Element data from apps and pages
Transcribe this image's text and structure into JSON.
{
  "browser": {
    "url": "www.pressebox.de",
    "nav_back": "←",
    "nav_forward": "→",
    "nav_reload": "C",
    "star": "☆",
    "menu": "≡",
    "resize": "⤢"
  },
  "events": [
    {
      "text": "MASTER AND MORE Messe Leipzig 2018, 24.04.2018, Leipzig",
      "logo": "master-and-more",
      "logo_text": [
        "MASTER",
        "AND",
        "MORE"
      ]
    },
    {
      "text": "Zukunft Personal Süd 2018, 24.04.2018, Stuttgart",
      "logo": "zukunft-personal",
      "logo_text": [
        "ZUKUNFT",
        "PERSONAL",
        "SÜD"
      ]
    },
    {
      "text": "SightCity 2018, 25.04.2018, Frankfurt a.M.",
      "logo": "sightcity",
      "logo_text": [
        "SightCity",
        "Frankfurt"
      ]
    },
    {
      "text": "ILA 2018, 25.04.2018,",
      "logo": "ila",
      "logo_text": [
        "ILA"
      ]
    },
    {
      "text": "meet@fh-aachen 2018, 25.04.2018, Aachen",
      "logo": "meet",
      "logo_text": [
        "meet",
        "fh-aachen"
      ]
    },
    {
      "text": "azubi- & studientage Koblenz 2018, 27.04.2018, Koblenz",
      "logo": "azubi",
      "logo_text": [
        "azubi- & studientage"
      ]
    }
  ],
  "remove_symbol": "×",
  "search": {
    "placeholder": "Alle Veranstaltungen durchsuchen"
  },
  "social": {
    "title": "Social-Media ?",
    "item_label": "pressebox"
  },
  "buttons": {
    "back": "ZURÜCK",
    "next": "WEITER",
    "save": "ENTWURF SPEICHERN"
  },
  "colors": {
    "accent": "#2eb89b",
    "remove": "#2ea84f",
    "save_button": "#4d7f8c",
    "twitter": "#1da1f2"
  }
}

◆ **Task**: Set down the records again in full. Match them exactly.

◆ **Output for this exercise**:
Transcribe this image's text and structure into JSON.
{
  "browser": {
    "url": "www.pressebox.de",
    "nav_back": "←",
    "nav_forward": "→",
    "nav_reload": "C",
    "star": "☆",
    "menu": "≡",
    "resize": "⤢"
  },
  "events": [
    {
      "text": "MASTER AND MORE Messe Leipzig 2018, 24.04.2018, Leipzig",
      "logo": "master-and-more",
      "logo_text": [
        "MASTER",
        "AND",
        "MORE"
      ]
    },
    {
      "text": "Zukunft Personal Süd 2018, 24.04.2018, Stuttgart",
      "logo": "zukunft-personal",
      "logo_text": [
        "ZUKUNFT",
        "PERSONAL",
        "SÜD"
      ]
    },
    {
      "text": "SightCity 2018, 25.04.2018, Frankfurt a.M.",
      "logo": "sightcity",
      "logo_text": [
        "SightCity",
        "Frankfurt"
      ]
    },
    {
      "text": "ILA 2018, 25.04.2018,",
      "logo": "ila",
      "logo_text": [
        "ILA"
      ]
    },
    {
      "text": "meet@fh-aachen 2018, 25.04.2018, Aachen",
      "logo": "meet",
      "logo_text": [
        "meet",
        "fh-aachen"
      ]
    },
    {
      "text": "azubi- & studientage Koblenz 2018, 27.04.2018, Koblenz",
      "logo": "azubi",
      "logo_text": [
        "azubi- & studientage"
      ]
    }
  ],
  "remove_symbol": "×",
  "search": {
    "placeholder": "Alle Veranstaltungen durchsuchen"
  },
  "social": {
    "title": "Social-Media ?",
    "item_label": "pressebox"
  },
  "buttons": {
    "back": "ZURÜCK",
    "next": "WEITER",
    "save": "ENTWURF SPEICHERN"
  },
  "colors": {
    "accent": "#2eb89b",
    "remove": "#2ea84f",
    "save_button": "#4d7f8c",
    "twitter": "#1da1f2"
  }
}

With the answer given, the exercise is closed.